The Pittsburgh Penguins looked unstoppable heading into the 2013 Eastern Conference final; instead, the Boston Bruins swept them in stunning fashion.
However you look at the numbers, the end result was a total offensive collapse for the Pens, who topped the NHL in scoring last season before lighting up the New York Islanders (scoring 25 goals in six games) and Ottawa Senators (22 in five games) in the opening two rounds.
One round later, a team built by GM of the Year Ray Shero — and loaded up with deadline acquisitions Jarome Iginla and Brenden Morrow — scored a measly two goals in a baffling four-game sweep.
Maybe most stunningly, Sidney Crosby and Evgeni Malkin failed to score a point.
Let’s take a game-by-game look at how this shocking series turned out.
Game 1: Boston wins 3-0
The B’s battered Pittsburgh in a game that was so wild, even Crosby, Malkin and the likes of Patrice Bergeron engaged in the nastiness. You know things are bad when the NHL’s 26-year-old poster child blames the officials for things getting out of control.
But boy, did things sure get out of control:
Game 2: Bruins dominate 6-1
Crosby’s assessment of the June 3 loss was succinct and sufficient.
“Tonight was terrible,” Crosby said. “There’s no other way to describe it.”

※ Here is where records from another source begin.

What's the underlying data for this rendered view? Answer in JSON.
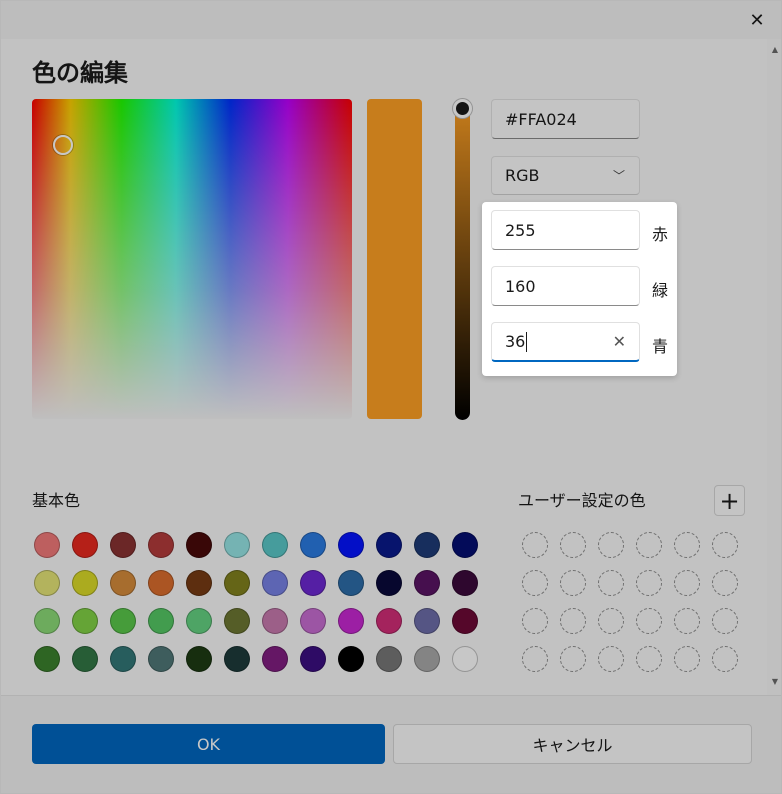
{
  "dialog": {
    "title": "色の編集",
    "close_icon": "close-icon"
  },
  "color": {
    "hex": "#FFA024",
    "preview": "#FFA024"
  },
  "mode": {
    "selected": "RGB",
    "chevron_icon": "chevron-down-icon"
  },
  "rgb": {
    "red_value": "255",
    "red_label": "赤",
    "green_value": "160",
    "green_label": "緑",
    "blue_value": "36",
    "blue_label": "青",
    "clear_icon": "close-icon"
  },
  "basic": {
    "heading": "基本色",
    "colors": [
      "#f27a7a",
      "#e8291f",
      "#8a3232",
      "#b43c3c",
      "#4a0a0a",
      "#96e6e6",
      "#5ac8c8",
      "#2b7be2",
      "#0514ff",
      "#0a1a8c",
      "#1e3c78",
      "#050f73",
      "#e6e678",
      "#dcdc28",
      "#d78c3c",
      "#dc6e2d",
      "#783c14",
      "#82821e",
      "#7882e6",
      "#6e28d2",
      "#2d6eaa",
      "#0a0a3c",
      "#5a1464",
      "#3c0a3c",
      "#8cdc78",
      "#82d246",
      "#5ac84b",
      "#55c864",
      "#64d282",
      "#6e7832",
      "#c87aaf",
      "#c86ed2",
      "#c828d2",
      "#d22d78",
      "#6e6eaa",
      "#6e0a37",
      "#3c822d",
      "#327846",
      "#327878",
      "#507878",
      "#1e3c14",
      "#1e3c3c",
      "#821e82",
      "#3c0f82",
      "#000000",
      "#787878",
      "#aaaaaa",
      "#ffffff"
    ]
  },
  "custom": {
    "heading": "ユーザー設定の色",
    "add_icon": "plus-icon",
    "slots": 24
  },
  "footer": {
    "ok_label": "OK",
    "cancel_label": "キャンセル"
  }
}
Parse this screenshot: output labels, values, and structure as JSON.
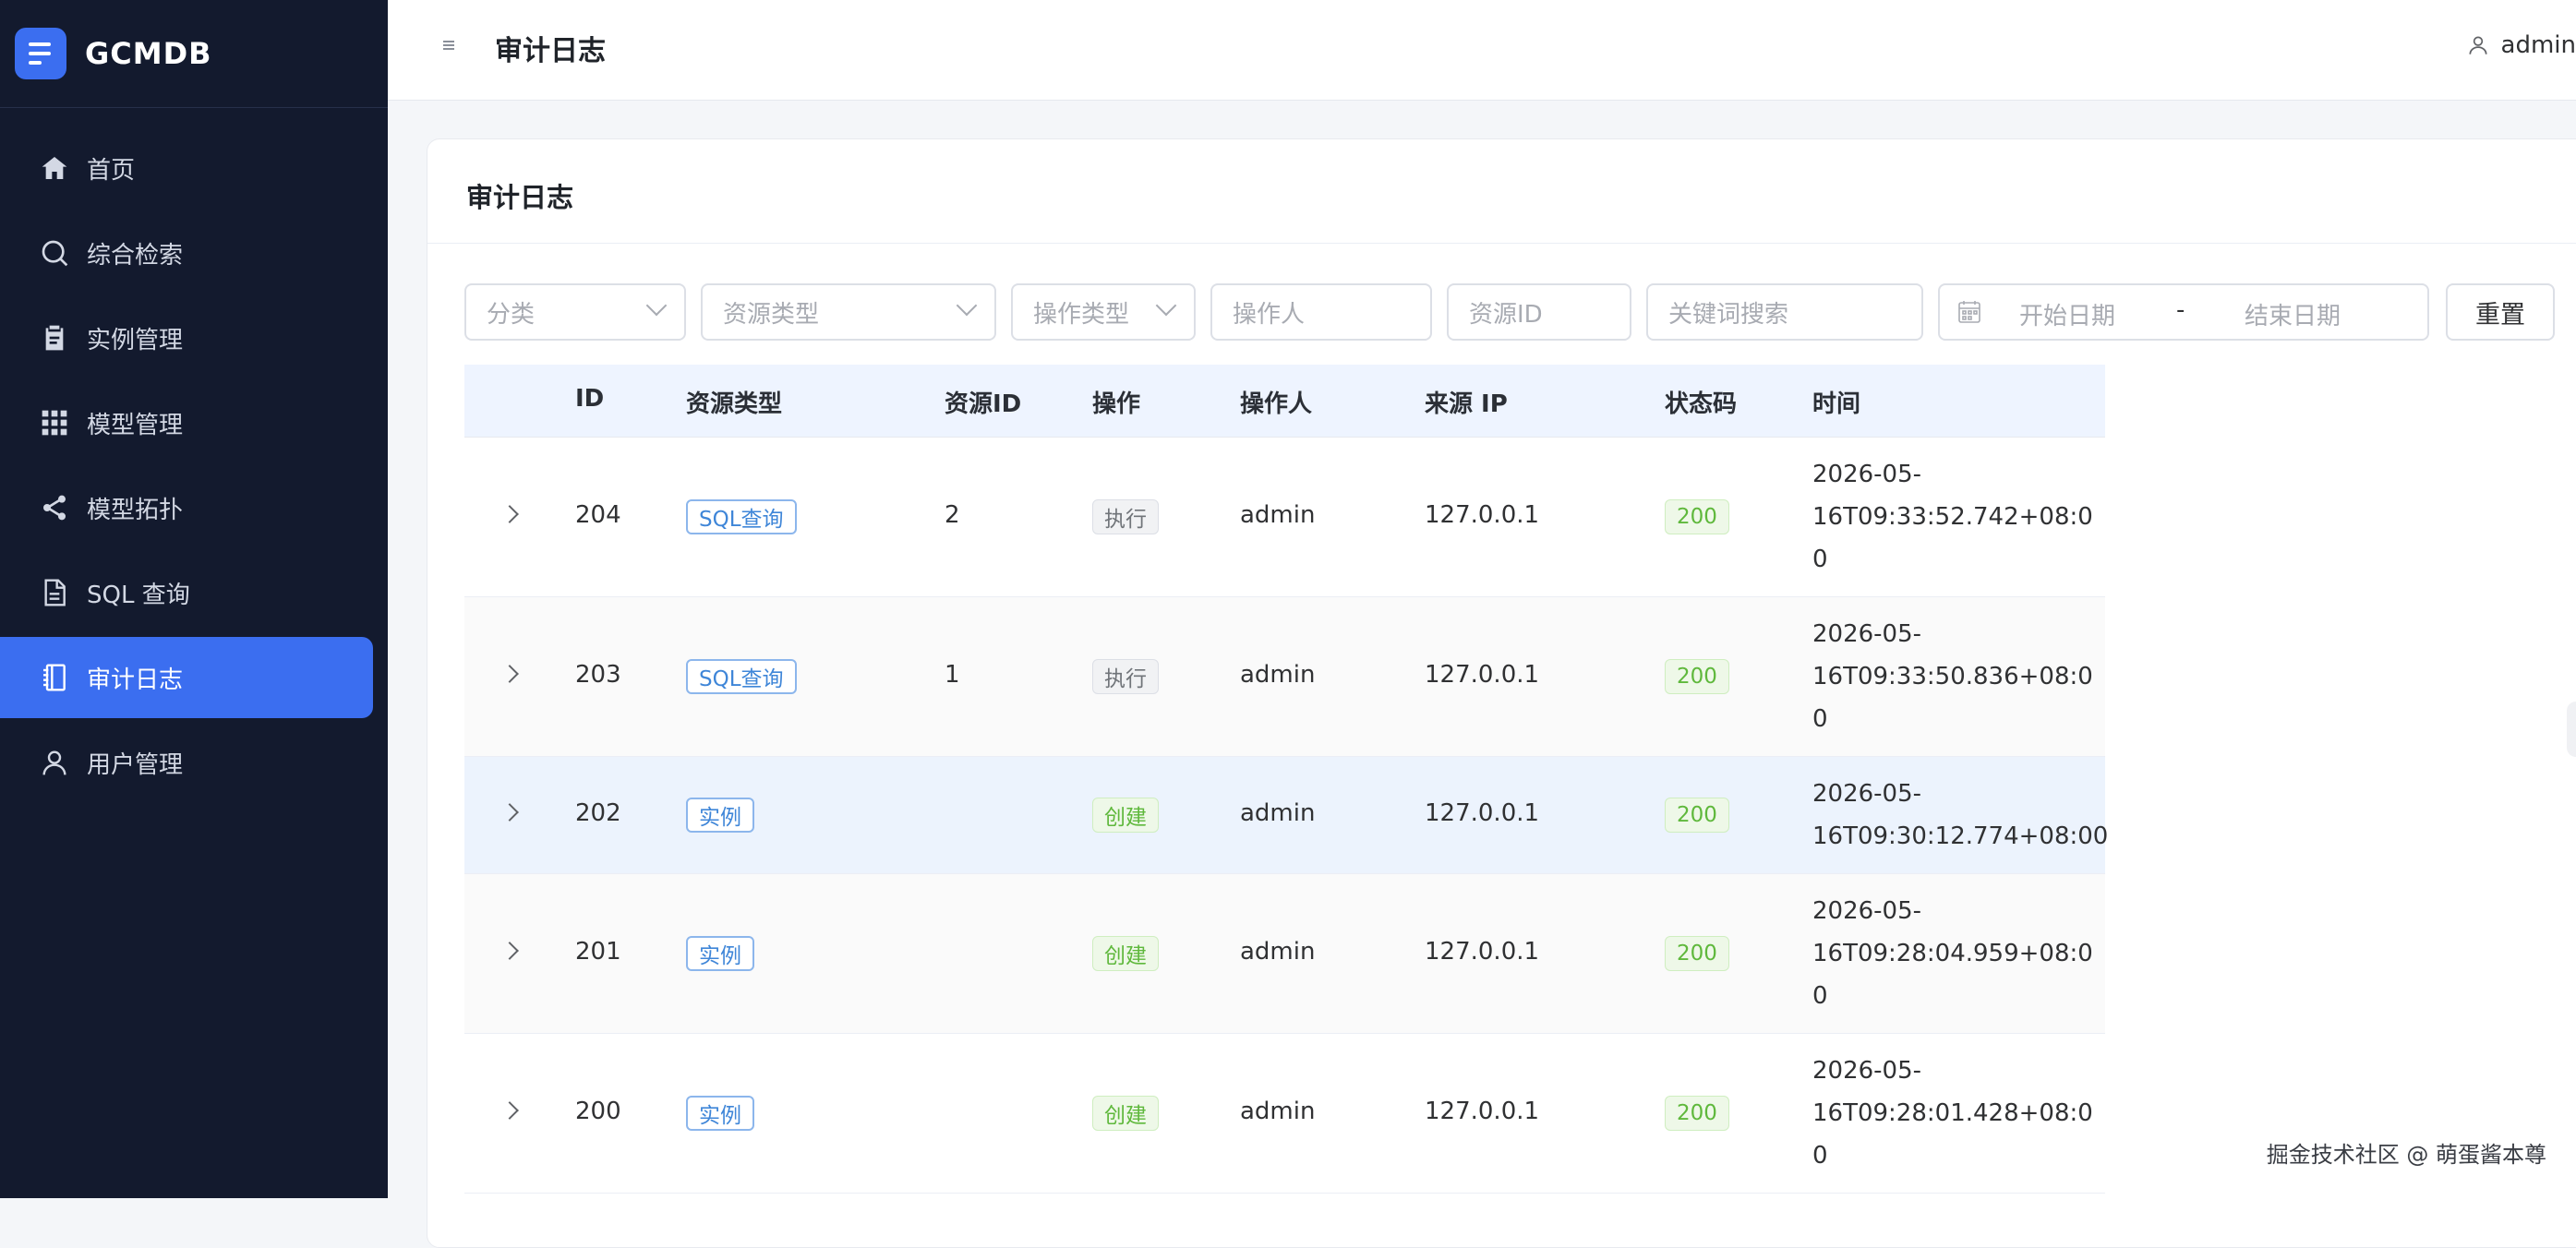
{
  "app": {
    "title": "GCMDB"
  },
  "sidebar": {
    "items": [
      {
        "label": "首页",
        "icon": "home-icon",
        "active": false
      },
      {
        "label": "综合检索",
        "icon": "search-icon",
        "active": false
      },
      {
        "label": "实例管理",
        "icon": "clipboard-icon",
        "active": false
      },
      {
        "label": "模型管理",
        "icon": "grid-icon",
        "active": false
      },
      {
        "label": "模型拓扑",
        "icon": "share-icon",
        "active": false
      },
      {
        "label": "SQL 查询",
        "icon": "document-icon",
        "active": false
      },
      {
        "label": "审计日志",
        "icon": "notebook-icon",
        "active": true
      },
      {
        "label": "用户管理",
        "icon": "user-icon",
        "active": false
      }
    ]
  },
  "header": {
    "title": "审计日志",
    "user": "admin"
  },
  "card": {
    "title": "审计日志"
  },
  "filters": {
    "category_placeholder": "分类",
    "resource_type_placeholder": "资源类型",
    "operation_type_placeholder": "操作类型",
    "operator_placeholder": "操作人",
    "resource_id_placeholder": "资源ID",
    "keyword_placeholder": "关键词搜索",
    "start_date_placeholder": "开始日期",
    "date_separator": "-",
    "end_date_placeholder": "结束日期",
    "reset_label": "重置"
  },
  "table": {
    "columns": [
      "ID",
      "资源类型",
      "资源ID",
      "操作",
      "操作人",
      "来源 IP",
      "状态码",
      "时间"
    ],
    "rows": [
      {
        "id": "204",
        "resource_type": "SQL查询",
        "resource_id": "2",
        "action": "执行",
        "operator": "admin",
        "ip": "127.0.0.1",
        "status": "200",
        "time_lines": [
          "2026-05-",
          "16T09:33:52.742+08:0",
          "0"
        ]
      },
      {
        "id": "203",
        "resource_type": "SQL查询",
        "resource_id": "1",
        "action": "执行",
        "operator": "admin",
        "ip": "127.0.0.1",
        "status": "200",
        "time_lines": [
          "2026-05-",
          "16T09:33:50.836+08:0",
          "0"
        ]
      },
      {
        "id": "202",
        "resource_type": "实例",
        "resource_id": "",
        "action": "创建",
        "operator": "admin",
        "ip": "127.0.0.1",
        "status": "200",
        "time_lines": [
          "2026-05-",
          "16T09:30:12.774+08:00"
        ]
      },
      {
        "id": "201",
        "resource_type": "实例",
        "resource_id": "",
        "action": "创建",
        "operator": "admin",
        "ip": "127.0.0.1",
        "status": "200",
        "time_lines": [
          "2026-05-",
          "16T09:28:04.959+08:0",
          "0"
        ]
      },
      {
        "id": "200",
        "resource_type": "实例",
        "resource_id": "",
        "action": "创建",
        "operator": "admin",
        "ip": "127.0.0.1",
        "status": "200",
        "time_lines": [
          "2026-05-",
          "16T09:28:01.428+08:0",
          "0"
        ]
      }
    ]
  },
  "watermark": "掘金技术社区 @ 萌蛋酱本尊",
  "colors": {
    "sidebar_bg": "#131a2e",
    "accent": "#3b6ef0",
    "tag_blue": "#3f86d8",
    "tag_green": "#5fb83c"
  }
}
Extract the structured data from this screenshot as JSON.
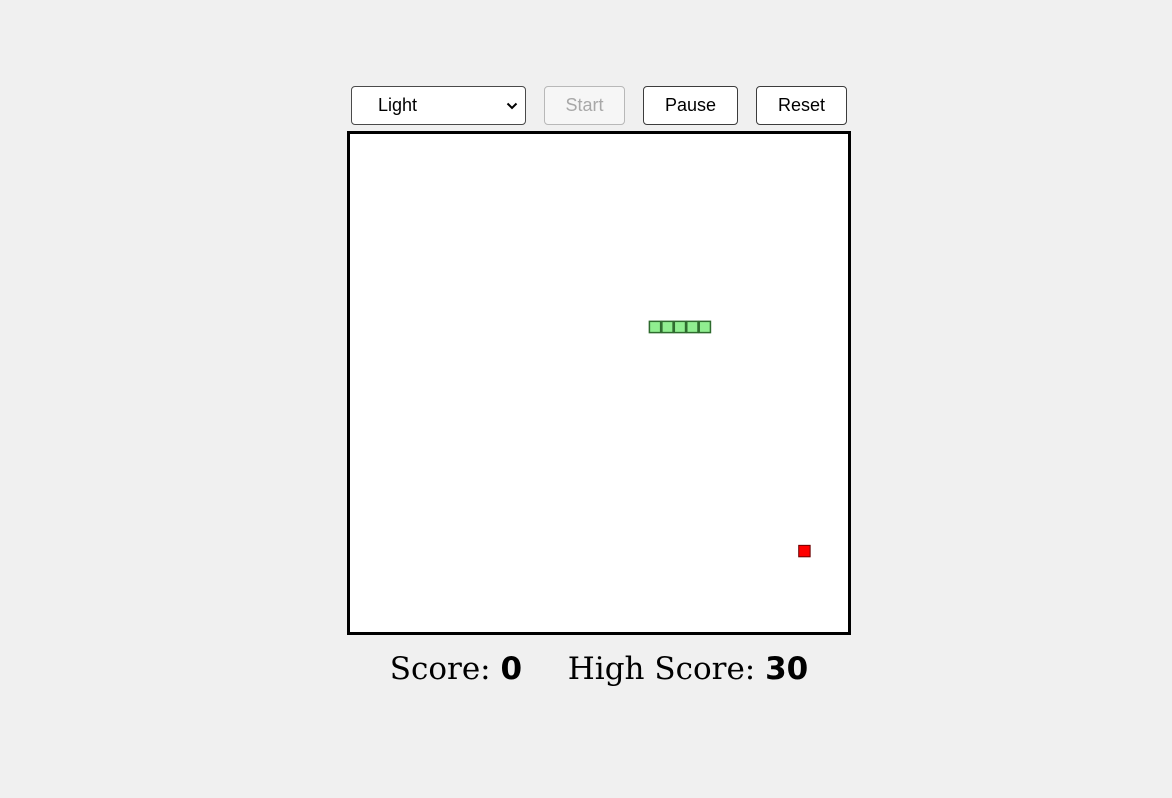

Rare relief for Crosby, Malkin and other Penguins scorers came with the distraction of a goalie controversy, as people debated whether Marc-Andre Fleury should get his starting job back from Tomas Vokoun.
Game 3: Penguins fall in double-OT thriller
The Penguins made some changes when the series shifted to Boston, including dumping Iginla to the third line. Pittsburgh pushed Boston to a second overtime period, yet a nice bit of work by Jaromir Jagr and a mistake by Kris Letang opened the door for another huge Patrice Bergeron game-winning goal:
After the contest, Letang’s assessment was blunt:
This seemed to stand in contrast to the all-out Bruins; their work ethic was highlighted most dramatically by Gregory Campbell during this memorable moment:
Game 4: Bruins end sweep with shutout
Fittingly, Boston ended the series by showing off its staunch defense:
Crosby believed that the Penguins deserved better, yet the sweep opened up a flood of criticism … which the Penguins’ front office mostly ignored.
- The Penguins didn’t trade Malkin.
- Head coach Dan Bylsma stood by Fleury.
- Pittsburgh remained loyal to Bylsma via a two-year extension.
- Ray Shero received an extension of his own, then he re-signed key players such as Malkin and Letang.
And, hey, that patience has worked out lately … although many will argue that it won’t matter until the Penguins make it happen in the postseason.